Within the listing, each line that has the string "data" should be copied.

########

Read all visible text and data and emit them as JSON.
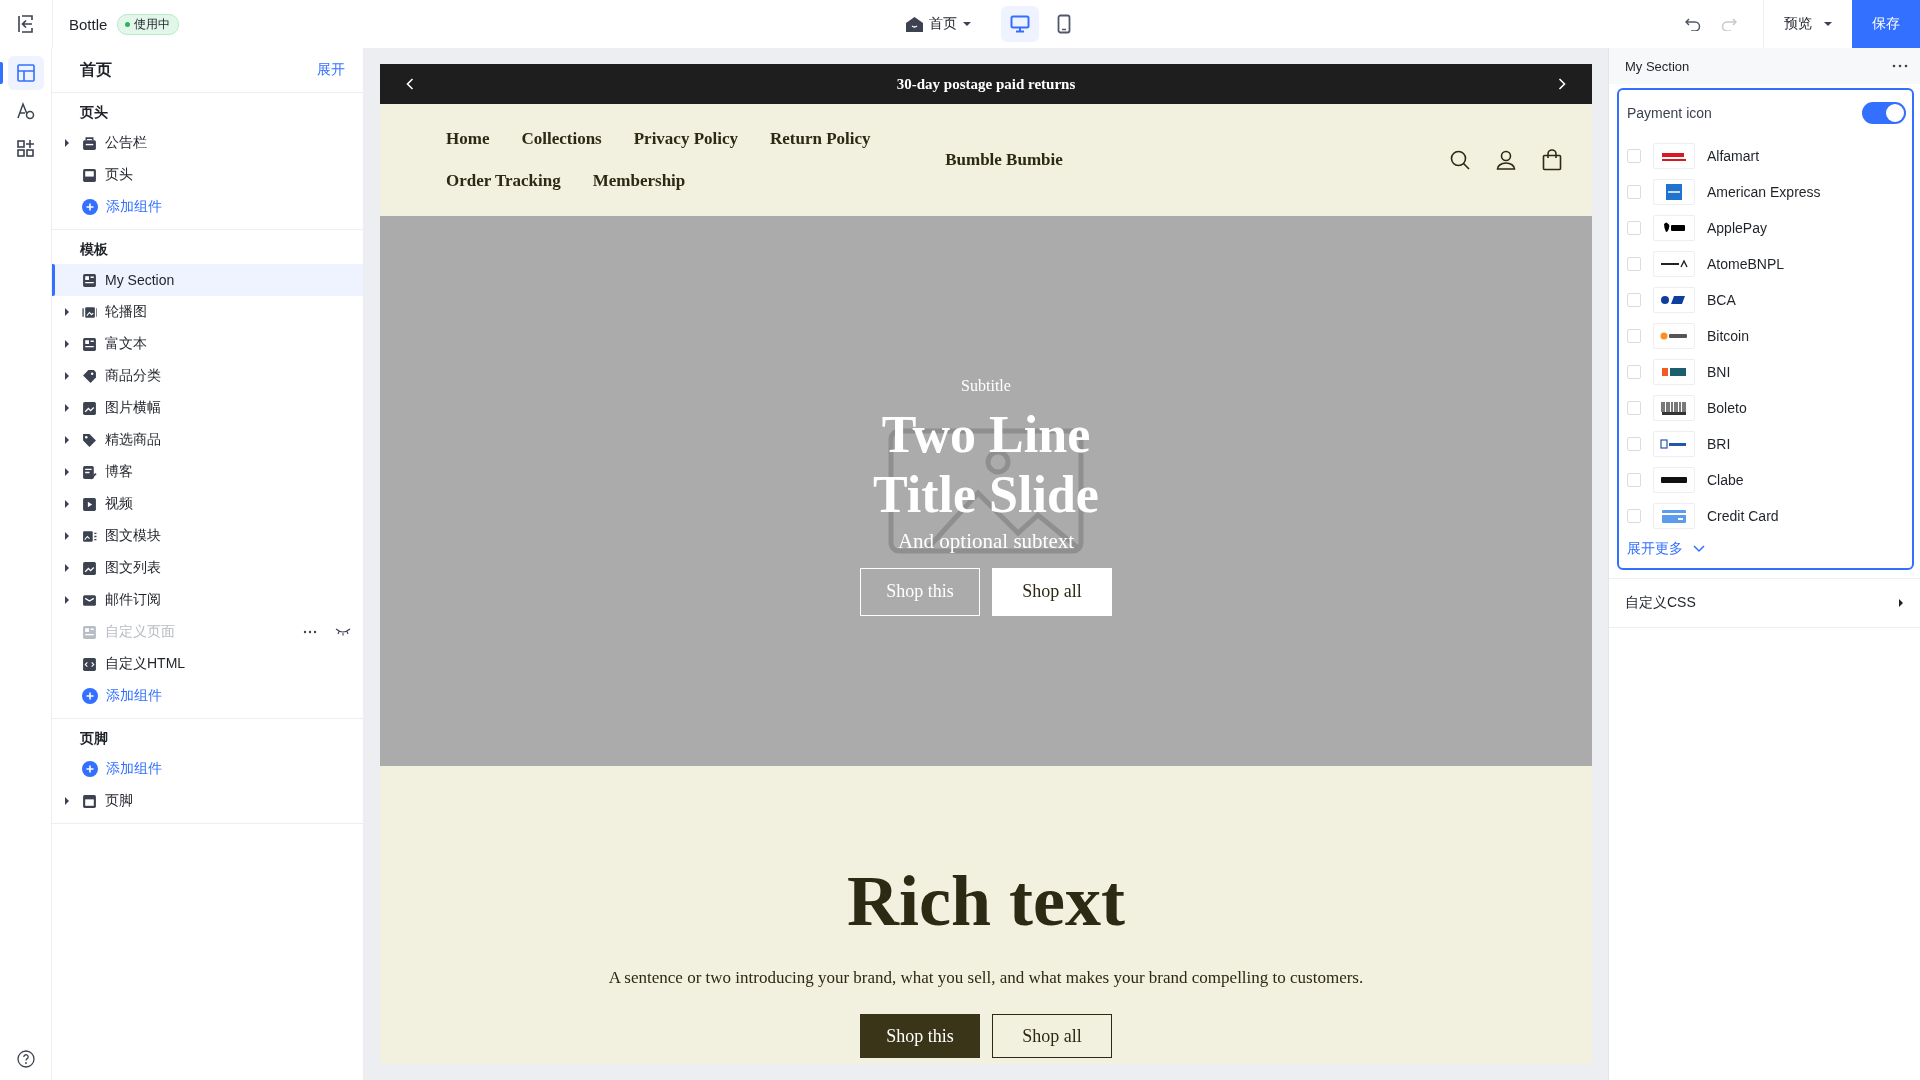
{
  "topbar": {
    "theme_name": "Bottle",
    "status_badge": "使用中",
    "page_selector": "首页",
    "devices": [
      {
        "kind": "desktop",
        "selected": true
      },
      {
        "kind": "mobile",
        "selected": false
      }
    ],
    "redo": {
      "disabled": true
    },
    "preview_label": "预览",
    "save_label": "保存"
  },
  "rail": {
    "items": [
      {
        "kind": "layout",
        "selected": true
      },
      {
        "kind": "theme",
        "selected": false
      },
      {
        "kind": "apps",
        "selected": false
      }
    ]
  },
  "tree": {
    "title": "首页",
    "expand_label": "展开",
    "groups": [
      {
        "title": "页头",
        "items": [
          {
            "kind": "component",
            "label": "公告栏",
            "expandable": true,
            "selected": false,
            "disabled": false
          },
          {
            "kind": "component",
            "label": "页头",
            "expandable": false,
            "selected": false,
            "disabled": false
          },
          {
            "kind": "add",
            "label": "添加组件"
          }
        ]
      },
      {
        "title": "模板",
        "items": [
          {
            "kind": "component",
            "label": "My Section",
            "expandable": false,
            "selected": true,
            "disabled": false
          },
          {
            "kind": "component",
            "label": "轮播图",
            "expandable": true,
            "selected": false,
            "disabled": false
          },
          {
            "kind": "component",
            "label": "富文本",
            "expandable": true,
            "selected": false,
            "disabled": false
          },
          {
            "kind": "component",
            "label": "商品分类",
            "expandable": true,
            "selected": false,
            "disabled": false
          },
          {
            "kind": "component",
            "label": "图片横幅",
            "expandable": true,
            "selected": false,
            "disabled": false
          },
          {
            "kind": "component",
            "label": "精选商品",
            "expandable": true,
            "selected": false,
            "disabled": false
          },
          {
            "kind": "component",
            "label": "博客",
            "expandable": true,
            "selected": false,
            "disabled": false
          },
          {
            "kind": "component",
            "label": "视频",
            "expandable": true,
            "selected": false,
            "disabled": false
          },
          {
            "kind": "component",
            "label": "图文模块",
            "expandable": true,
            "selected": false,
            "disabled": false
          },
          {
            "kind": "component",
            "label": "图文列表",
            "expandable": true,
            "selected": false,
            "disabled": false
          },
          {
            "kind": "component",
            "label": "邮件订阅",
            "expandable": true,
            "selected": false,
            "disabled": false
          },
          {
            "kind": "component",
            "label": "自定义页面",
            "expandable": false,
            "selected": false,
            "disabled": true
          },
          {
            "kind": "component",
            "label": "自定义HTML",
            "expandable": false,
            "selected": false,
            "disabled": false
          },
          {
            "kind": "add",
            "label": "添加组件"
          }
        ]
      },
      {
        "title": "页脚",
        "items": [
          {
            "kind": "add",
            "label": "添加组件"
          },
          {
            "kind": "component",
            "label": "页脚",
            "expandable": true,
            "selected": false,
            "disabled": false
          }
        ]
      }
    ]
  },
  "preview": {
    "announcement": "30-day postage paid returns",
    "nav": [
      "Home",
      "Collections",
      "Privacy Policy",
      "Return Policy",
      "Order Tracking",
      "Membership"
    ],
    "brand": "Bumble Bumbie",
    "hero": {
      "subtitle": "Subtitle",
      "title": "Two Line Title Slide",
      "subtext": "And optional subtext",
      "buttons": [
        {
          "label": "Shop this",
          "kind": "outline"
        },
        {
          "label": "Shop all",
          "kind": "solid"
        }
      ]
    },
    "rich_text": {
      "title": "Rich text",
      "body": "A sentence or two introducing your brand, what you sell, and what makes your brand compelling to customers.",
      "buttons": [
        {
          "label": "Shop this",
          "kind": "solid"
        },
        {
          "label": "Shop all",
          "kind": "outline"
        }
      ]
    }
  },
  "settings": {
    "title": "My Section",
    "payment": {
      "label": "Payment icon",
      "on": true,
      "more_label": "展开更多",
      "methods": [
        {
          "name": "Alfamart",
          "color": "#d71920",
          "checked": false
        },
        {
          "name": "American Express",
          "color": "#1f72cd",
          "checked": false
        },
        {
          "name": "ApplePay",
          "color": "#000000",
          "checked": false
        },
        {
          "name": "AtomeBNPL",
          "color": "#222222",
          "checked": false
        },
        {
          "name": "BCA",
          "color": "#0f3f9e",
          "checked": false
        },
        {
          "name": "Bitcoin",
          "color": "#f7931a",
          "checked": false
        },
        {
          "name": "BNI",
          "color": "#f15a23",
          "checked": false
        },
        {
          "name": "Boleto",
          "color": "#333333",
          "checked": false
        },
        {
          "name": "BRI",
          "color": "#2557a7",
          "checked": false
        },
        {
          "name": "Clabe",
          "color": "#111111",
          "checked": false
        },
        {
          "name": "Credit Card",
          "color": "#5b9bf0",
          "checked": false
        }
      ]
    },
    "custom_css": "自定义CSS"
  }
}
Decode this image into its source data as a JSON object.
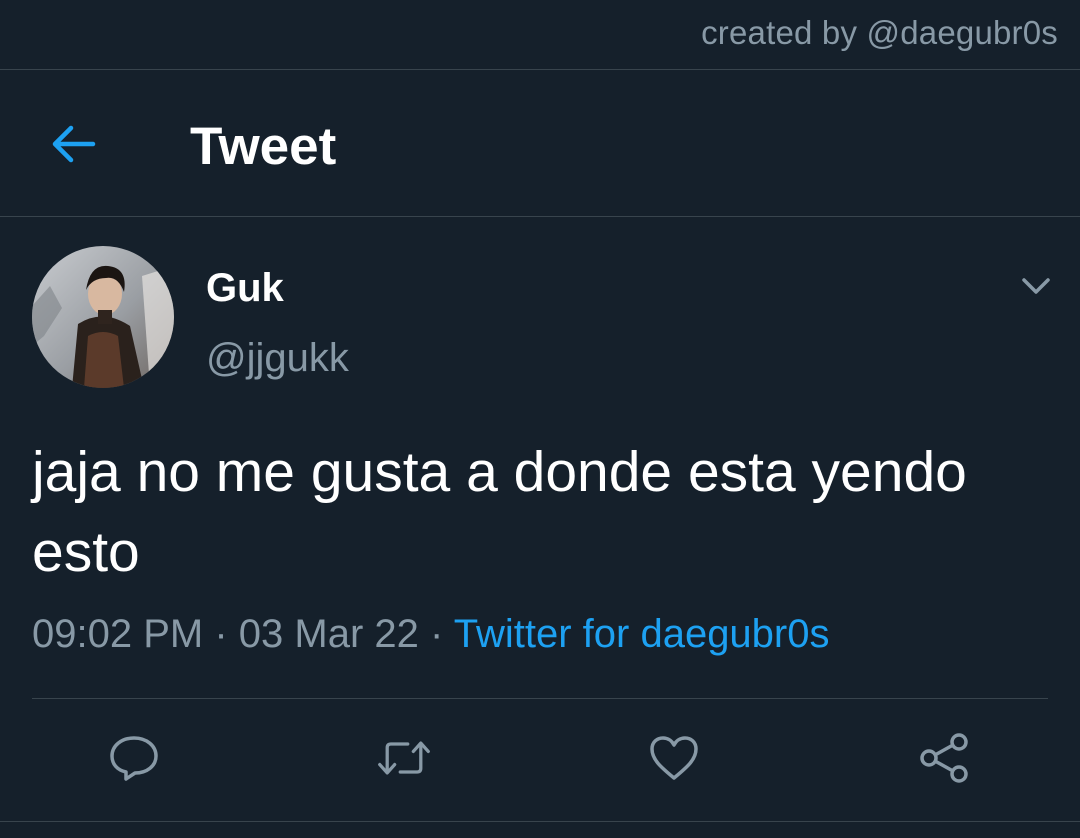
{
  "credit": "created by @daegubr0s",
  "header": {
    "title": "Tweet",
    "back_icon": "arrow-left-icon",
    "accent": "#1da1f2"
  },
  "tweet": {
    "display_name": "Guk",
    "handle": "@jjgukk",
    "text": "jaja no me gusta a donde esta yendo esto",
    "time": "09:02 PM",
    "separator": "·",
    "date": "03 Mar 22",
    "source": "Twitter for daegubr0s"
  },
  "actions": [
    {
      "icon": "reply-icon"
    },
    {
      "icon": "retweet-icon"
    },
    {
      "icon": "like-icon"
    },
    {
      "icon": "share-icon"
    }
  ],
  "colors": {
    "background": "#15202b",
    "secondary_text": "#8899a6",
    "divider": "#38444d",
    "link": "#1da1f2"
  }
}
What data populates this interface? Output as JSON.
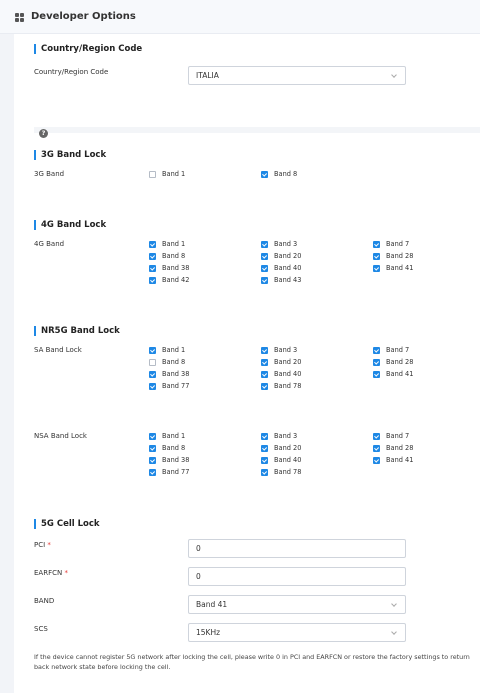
{
  "header": {
    "title": "Developer Options",
    "icon": "grid-icon"
  },
  "country": {
    "section_title": "Country/Region Code",
    "label": "Country/Region Code",
    "value": "ITALIA"
  },
  "help": {
    "glyph": "?"
  },
  "band3g": {
    "section_title": "3G Band Lock",
    "groups": [
      {
        "label": "3G Band",
        "bands": [
          {
            "name": "Band 1",
            "checked": false
          },
          {
            "name": "Band 8",
            "checked": true
          }
        ]
      }
    ]
  },
  "band4g": {
    "section_title": "4G Band Lock",
    "groups": [
      {
        "label": "4G Band",
        "bands": [
          {
            "name": "Band 1",
            "checked": true
          },
          {
            "name": "Band 3",
            "checked": true
          },
          {
            "name": "Band 7",
            "checked": true
          },
          {
            "name": "Band 8",
            "checked": true
          },
          {
            "name": "Band 20",
            "checked": true
          },
          {
            "name": "Band 28",
            "checked": true
          },
          {
            "name": "Band 38",
            "checked": true
          },
          {
            "name": "Band 40",
            "checked": true
          },
          {
            "name": "Band 41",
            "checked": true
          },
          {
            "name": "Band 42",
            "checked": true
          },
          {
            "name": "Band 43",
            "checked": true
          }
        ]
      }
    ]
  },
  "nr5g": {
    "section_title": "NR5G Band Lock",
    "groups": [
      {
        "label": "SA Band Lock",
        "bands": [
          {
            "name": "Band 1",
            "checked": true
          },
          {
            "name": "Band 3",
            "checked": true
          },
          {
            "name": "Band 7",
            "checked": true
          },
          {
            "name": "Band 8",
            "checked": false
          },
          {
            "name": "Band 20",
            "checked": true
          },
          {
            "name": "Band 28",
            "checked": true
          },
          {
            "name": "Band 38",
            "checked": true
          },
          {
            "name": "Band 40",
            "checked": true
          },
          {
            "name": "Band 41",
            "checked": true
          },
          {
            "name": "Band 77",
            "checked": true
          },
          {
            "name": "Band 78",
            "checked": true
          }
        ]
      },
      {
        "label": "NSA Band Lock",
        "bands": [
          {
            "name": "Band 1",
            "checked": true
          },
          {
            "name": "Band 3",
            "checked": true
          },
          {
            "name": "Band 7",
            "checked": true
          },
          {
            "name": "Band 8",
            "checked": true
          },
          {
            "name": "Band 20",
            "checked": true
          },
          {
            "name": "Band 28",
            "checked": true
          },
          {
            "name": "Band 38",
            "checked": true
          },
          {
            "name": "Band 40",
            "checked": true
          },
          {
            "name": "Band 41",
            "checked": true
          },
          {
            "name": "Band 77",
            "checked": true
          },
          {
            "name": "Band 78",
            "checked": true
          }
        ]
      }
    ]
  },
  "cell_lock": {
    "section_title": "5G Cell Lock",
    "pci": {
      "label": "PCI",
      "required_mark": "*",
      "value": "0"
    },
    "earfcn": {
      "label": "EARFCN",
      "required_mark": "*",
      "value": "0"
    },
    "band": {
      "label": "BAND",
      "value": "Band 41"
    },
    "scs": {
      "label": "SCS",
      "value": "15KHz"
    },
    "note": "If the device cannot register 5G network after locking the cell, please write 0 in PCI and EARFCN or restore the factory settings to return back network state before locking the cell."
  },
  "colors": {
    "accent": "#1e88e5",
    "required": "#e53935",
    "page_bg": "#f2f4f8"
  }
}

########

RESPONSE FOR THIS EXERCISE →
Read all visible text and data and emit them as JSON.
Decode this image into its source data as a JSON object.
What data populates this interface? Output as JSON.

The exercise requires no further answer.